From my previous post about designing Blackboard courses for a mobile-first delivery, and the discussion I’ve been having with Peter Reed and friends on his blog, this paper came at a good time to further the question “do we need this?” – AJET: “Student Perceptions of Blackboard Mobile Learn and iPads”
Well, do we? The paper concludes in saying that the students “did not demand mobile learning and were in fact mostly neutral about the experience” and that “they did not perceive a notable improvement to their learning” (Kinesh et al, 2012). While the students did not report an opposition to the inclusion of the mobile App, they also are not reported to have had any prior experience of it, a preference to mobile learning that was not limited to Blackboard Mobile Learn, nor they opinions (positive or negative) to mobile learning in general.
It’s also worth noting that the paper was written before the recent upgrade to the App, where the appearance was still the rather tacky ‘chalk on blackboard’ approach.

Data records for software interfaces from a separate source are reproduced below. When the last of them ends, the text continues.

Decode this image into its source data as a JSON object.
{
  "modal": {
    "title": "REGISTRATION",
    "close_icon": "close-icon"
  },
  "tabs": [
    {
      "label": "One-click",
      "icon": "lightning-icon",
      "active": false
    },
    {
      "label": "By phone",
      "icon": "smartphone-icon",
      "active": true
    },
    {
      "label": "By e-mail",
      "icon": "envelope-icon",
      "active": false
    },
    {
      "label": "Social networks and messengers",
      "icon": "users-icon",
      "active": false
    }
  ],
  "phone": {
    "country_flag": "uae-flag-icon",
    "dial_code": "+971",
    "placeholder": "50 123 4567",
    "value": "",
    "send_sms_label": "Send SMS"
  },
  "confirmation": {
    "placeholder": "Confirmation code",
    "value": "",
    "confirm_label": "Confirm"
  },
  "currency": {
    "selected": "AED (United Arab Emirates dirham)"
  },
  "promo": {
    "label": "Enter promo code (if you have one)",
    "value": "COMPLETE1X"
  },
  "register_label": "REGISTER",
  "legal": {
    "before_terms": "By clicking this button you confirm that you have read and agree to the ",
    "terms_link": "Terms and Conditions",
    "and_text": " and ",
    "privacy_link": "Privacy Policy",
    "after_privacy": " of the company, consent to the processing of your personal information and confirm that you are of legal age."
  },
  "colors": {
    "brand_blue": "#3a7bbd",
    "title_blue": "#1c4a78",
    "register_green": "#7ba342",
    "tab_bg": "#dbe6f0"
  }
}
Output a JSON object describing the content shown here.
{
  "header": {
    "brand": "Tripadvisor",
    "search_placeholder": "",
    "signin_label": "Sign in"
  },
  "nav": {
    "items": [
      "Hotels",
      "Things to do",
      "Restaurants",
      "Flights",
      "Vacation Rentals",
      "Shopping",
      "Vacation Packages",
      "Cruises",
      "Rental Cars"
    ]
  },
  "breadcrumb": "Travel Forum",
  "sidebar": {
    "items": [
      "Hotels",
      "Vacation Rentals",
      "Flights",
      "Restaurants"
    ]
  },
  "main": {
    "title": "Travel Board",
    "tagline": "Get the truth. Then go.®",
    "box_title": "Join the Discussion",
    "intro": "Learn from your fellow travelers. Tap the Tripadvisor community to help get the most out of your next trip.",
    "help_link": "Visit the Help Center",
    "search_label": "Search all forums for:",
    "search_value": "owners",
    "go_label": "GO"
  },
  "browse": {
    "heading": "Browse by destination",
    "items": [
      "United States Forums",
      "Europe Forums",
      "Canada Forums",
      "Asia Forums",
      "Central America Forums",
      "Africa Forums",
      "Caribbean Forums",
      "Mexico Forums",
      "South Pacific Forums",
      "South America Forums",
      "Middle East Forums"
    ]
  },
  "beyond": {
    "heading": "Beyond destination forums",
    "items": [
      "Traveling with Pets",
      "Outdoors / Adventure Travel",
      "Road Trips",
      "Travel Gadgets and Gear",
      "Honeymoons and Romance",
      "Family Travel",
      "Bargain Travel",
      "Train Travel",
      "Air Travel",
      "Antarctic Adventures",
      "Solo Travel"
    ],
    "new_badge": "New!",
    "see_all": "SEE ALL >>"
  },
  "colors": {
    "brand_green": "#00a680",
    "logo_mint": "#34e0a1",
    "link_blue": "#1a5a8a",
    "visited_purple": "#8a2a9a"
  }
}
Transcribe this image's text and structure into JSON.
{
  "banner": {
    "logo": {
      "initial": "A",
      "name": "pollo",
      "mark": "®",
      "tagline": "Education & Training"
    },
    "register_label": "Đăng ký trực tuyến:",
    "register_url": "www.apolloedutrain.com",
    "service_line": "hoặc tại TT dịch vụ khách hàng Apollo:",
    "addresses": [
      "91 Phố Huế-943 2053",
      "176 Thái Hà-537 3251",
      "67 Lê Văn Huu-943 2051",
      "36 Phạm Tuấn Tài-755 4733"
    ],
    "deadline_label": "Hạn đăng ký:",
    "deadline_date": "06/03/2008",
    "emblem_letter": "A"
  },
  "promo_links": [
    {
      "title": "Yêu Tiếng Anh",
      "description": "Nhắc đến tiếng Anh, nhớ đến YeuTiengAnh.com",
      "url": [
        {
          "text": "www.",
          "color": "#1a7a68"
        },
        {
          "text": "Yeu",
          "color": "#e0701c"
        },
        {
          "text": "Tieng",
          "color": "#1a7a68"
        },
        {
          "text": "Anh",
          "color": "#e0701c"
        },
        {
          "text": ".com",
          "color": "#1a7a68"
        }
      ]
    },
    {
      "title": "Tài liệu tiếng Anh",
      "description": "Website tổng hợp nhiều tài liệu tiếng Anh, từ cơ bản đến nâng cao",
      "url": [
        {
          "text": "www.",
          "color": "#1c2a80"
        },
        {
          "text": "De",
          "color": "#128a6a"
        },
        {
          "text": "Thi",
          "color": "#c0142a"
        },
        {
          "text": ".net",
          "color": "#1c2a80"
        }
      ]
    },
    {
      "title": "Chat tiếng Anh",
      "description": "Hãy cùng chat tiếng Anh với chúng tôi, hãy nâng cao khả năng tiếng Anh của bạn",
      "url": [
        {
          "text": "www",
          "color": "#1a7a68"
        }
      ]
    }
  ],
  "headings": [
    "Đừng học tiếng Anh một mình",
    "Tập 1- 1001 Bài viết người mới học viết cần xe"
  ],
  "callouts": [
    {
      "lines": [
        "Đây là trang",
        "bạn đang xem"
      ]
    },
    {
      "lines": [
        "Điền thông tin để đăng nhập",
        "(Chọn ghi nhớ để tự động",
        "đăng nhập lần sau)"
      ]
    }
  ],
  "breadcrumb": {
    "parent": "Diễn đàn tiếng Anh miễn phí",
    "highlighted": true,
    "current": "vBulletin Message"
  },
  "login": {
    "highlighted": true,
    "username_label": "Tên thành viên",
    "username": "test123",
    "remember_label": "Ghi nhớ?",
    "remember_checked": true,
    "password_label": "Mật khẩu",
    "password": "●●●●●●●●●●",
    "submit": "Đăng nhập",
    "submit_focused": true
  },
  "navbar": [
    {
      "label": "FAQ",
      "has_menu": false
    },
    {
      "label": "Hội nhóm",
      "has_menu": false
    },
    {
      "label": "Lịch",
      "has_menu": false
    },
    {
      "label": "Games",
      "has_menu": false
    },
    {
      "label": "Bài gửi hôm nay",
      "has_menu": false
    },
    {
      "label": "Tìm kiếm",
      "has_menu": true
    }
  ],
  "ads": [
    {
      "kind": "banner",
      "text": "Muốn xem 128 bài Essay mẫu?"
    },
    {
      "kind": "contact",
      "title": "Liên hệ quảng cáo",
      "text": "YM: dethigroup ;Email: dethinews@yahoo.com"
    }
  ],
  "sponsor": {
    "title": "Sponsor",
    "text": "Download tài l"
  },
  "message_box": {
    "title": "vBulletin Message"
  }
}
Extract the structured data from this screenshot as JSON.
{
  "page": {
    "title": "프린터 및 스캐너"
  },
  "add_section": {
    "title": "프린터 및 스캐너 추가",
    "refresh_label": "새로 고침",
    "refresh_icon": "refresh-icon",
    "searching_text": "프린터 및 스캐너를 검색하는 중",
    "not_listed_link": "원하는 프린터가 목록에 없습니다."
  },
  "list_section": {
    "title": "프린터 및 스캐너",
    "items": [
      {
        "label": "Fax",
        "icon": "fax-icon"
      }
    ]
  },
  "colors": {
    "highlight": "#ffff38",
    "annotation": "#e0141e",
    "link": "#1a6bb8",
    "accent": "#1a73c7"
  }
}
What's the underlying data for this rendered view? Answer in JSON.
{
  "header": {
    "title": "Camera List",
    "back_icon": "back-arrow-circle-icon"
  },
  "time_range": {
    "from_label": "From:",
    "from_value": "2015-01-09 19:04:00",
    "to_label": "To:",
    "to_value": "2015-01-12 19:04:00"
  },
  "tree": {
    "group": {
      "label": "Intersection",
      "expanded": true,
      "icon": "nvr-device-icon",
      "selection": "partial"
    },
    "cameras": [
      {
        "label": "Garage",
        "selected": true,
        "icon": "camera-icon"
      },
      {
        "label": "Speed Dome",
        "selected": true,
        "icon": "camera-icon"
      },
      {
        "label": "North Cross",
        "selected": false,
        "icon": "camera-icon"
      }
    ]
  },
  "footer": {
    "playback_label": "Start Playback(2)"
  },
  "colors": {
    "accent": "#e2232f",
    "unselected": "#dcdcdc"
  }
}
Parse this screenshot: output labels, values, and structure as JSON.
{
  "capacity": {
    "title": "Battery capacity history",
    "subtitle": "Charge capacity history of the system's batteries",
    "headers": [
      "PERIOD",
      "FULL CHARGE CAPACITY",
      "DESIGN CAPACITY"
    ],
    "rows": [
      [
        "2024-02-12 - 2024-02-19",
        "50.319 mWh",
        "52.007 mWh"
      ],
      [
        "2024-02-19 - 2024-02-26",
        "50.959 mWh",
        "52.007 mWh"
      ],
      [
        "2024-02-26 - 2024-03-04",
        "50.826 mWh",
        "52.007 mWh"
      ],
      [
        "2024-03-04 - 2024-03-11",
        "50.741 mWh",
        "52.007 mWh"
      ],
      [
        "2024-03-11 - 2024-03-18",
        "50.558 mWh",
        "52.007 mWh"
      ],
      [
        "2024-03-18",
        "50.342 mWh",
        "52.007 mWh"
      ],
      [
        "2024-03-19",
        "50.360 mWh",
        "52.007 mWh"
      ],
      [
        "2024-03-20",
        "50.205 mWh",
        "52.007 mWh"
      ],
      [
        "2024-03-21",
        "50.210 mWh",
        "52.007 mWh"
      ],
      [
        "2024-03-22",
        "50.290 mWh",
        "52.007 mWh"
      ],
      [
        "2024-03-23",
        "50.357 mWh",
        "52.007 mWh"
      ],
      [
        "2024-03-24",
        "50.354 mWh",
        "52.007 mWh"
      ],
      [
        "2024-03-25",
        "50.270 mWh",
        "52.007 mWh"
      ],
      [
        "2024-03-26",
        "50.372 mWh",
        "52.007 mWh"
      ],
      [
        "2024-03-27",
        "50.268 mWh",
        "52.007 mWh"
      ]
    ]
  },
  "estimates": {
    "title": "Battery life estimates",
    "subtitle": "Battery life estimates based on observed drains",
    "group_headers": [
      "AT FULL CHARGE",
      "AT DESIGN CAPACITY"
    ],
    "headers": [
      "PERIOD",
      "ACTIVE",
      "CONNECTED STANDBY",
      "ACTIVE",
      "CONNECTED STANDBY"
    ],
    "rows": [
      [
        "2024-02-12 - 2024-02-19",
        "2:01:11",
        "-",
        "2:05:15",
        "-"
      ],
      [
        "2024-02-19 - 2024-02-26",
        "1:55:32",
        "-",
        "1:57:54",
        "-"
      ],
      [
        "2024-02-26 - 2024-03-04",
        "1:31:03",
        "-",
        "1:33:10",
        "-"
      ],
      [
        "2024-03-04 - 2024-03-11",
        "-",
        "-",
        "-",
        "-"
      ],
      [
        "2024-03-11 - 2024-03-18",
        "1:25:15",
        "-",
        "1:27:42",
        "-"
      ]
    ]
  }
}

I like the new interface, it’s clean and tidy, but it has some issues which I won’t go into here.
Perhaps it’s still too early to say whether an institutionally provided mobile learning infrastructure will appeal to students, or whether they will shun one in favour of the more open or public systems like Facebook , but the question still remains … “should we be designing our courses for a mobile-first approach?”
I do wholeheartedly agree with the final statement in that “educators are to be encouraged to use mobile learning in their suite of approaches to quality teaching and learning in higher education”, this is reflected in my contribution to the Improving Learning with Mobile Technology eBook last year.
Kinash, S., Brand, J. & Mathew, T. (2012). Challenging mobile learning discourse through research: Student perceptions of Blackboard Mobile Learn and iPads. Australasian Journal of Educational Technology, 28(4), 639-655. http://www.ascilite.org.au/ajet/ajet28/kinash.html